It’s a little weak but stronger than Sculpey (you can mix it with a stronger clay like FimoClassic, Premo, Kato, Cernit).
You will have to apply heat with your hands in order to get the right working properties (that will make the clay malleable).
This is a problem for me because my hands are always cold as ice : P
I have tried Fimo Soft which I chose because it’s a little softer than Fimo Classic and requires less kneading (furthermore the baked piece, is stronger than Super Sculpey so…).
The pieces of your figure, are easy to join together while the clay is still warm. Also, baked pieces (as long as they have not been varnished) can have unbaked clay added on, and be re-baked or glued to other backings using a contact cement or epoxy.
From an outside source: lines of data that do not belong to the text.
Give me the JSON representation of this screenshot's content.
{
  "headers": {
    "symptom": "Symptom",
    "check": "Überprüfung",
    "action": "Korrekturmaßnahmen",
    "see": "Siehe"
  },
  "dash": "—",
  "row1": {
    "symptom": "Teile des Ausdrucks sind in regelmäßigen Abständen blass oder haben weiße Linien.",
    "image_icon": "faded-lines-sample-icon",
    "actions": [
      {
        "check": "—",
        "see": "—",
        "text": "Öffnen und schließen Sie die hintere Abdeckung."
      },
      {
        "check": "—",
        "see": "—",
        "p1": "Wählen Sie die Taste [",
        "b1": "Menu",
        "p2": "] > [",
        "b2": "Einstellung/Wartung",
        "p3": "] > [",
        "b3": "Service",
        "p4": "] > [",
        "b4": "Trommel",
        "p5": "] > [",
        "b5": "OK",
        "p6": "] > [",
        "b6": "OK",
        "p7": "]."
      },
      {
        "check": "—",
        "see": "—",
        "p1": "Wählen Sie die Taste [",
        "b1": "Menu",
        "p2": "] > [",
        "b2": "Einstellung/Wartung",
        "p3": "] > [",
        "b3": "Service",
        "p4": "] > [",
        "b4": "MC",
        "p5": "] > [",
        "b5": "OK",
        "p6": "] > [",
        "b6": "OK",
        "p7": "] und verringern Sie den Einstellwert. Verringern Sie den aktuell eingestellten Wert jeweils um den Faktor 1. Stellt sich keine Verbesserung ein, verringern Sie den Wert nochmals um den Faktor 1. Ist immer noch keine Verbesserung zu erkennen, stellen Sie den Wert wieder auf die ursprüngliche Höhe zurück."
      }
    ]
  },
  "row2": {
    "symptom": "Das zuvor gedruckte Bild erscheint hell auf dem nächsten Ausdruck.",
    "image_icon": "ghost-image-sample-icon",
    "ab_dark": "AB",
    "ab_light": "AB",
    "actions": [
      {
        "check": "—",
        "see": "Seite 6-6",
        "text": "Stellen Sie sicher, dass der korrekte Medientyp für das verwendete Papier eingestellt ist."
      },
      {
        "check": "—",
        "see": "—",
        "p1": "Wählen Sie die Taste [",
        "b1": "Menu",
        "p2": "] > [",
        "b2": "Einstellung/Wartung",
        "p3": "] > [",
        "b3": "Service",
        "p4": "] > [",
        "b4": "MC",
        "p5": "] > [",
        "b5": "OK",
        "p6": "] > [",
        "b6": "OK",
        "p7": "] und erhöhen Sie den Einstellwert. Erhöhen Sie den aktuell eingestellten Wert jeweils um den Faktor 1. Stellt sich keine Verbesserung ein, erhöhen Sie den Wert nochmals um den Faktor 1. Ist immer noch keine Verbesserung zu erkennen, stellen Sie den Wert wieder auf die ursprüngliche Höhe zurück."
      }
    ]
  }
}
Finished pieces can be carved, polished, drilled, sanded, painted, varnished, and cut.
Fimo comes in different colours bricks/blocks that you can mix to obtain other colours.
There are an extended range of colours including several special effect clays: nightglow, translucent, glitter, stone and metallic colours, stardust…
You have to work with a very clean, free of dust surface and wash your hands after manipulating a new colour otherwise the Fimo will pick up bits of the previous colour (same with the surface you’re using).
Once baked, Fimo loses saturation but it remains a little bit glossy (Sculpey and Sculpey Firm have a matte surface). You can paint over it with chalk pastel, acrylics…
Stronger than Super Sculpey. You can combine with Fimo Classic, Green Stuff or Super Sculpey Firm to obtain stronger results.
What can I do with Fimo?
Fimo is ideal for jewellery (necklaces, rings, pins, earrings, pendants, small trinkets) and for figures, doll faces, kekos, and beads.
Official Fimo Website:
You can glue (with epoxy glue) baked pieces in all polymer clay brands and also re-baked pieces.
Definitely, each brand is different but neither is better or worse. You have to know what you want to model to choose the best clay for that.
I prefer Fimo when it is a simple figure so I don’t have to paint it and Super Sculpey Firm for everything else.
What brand do you prefer and why?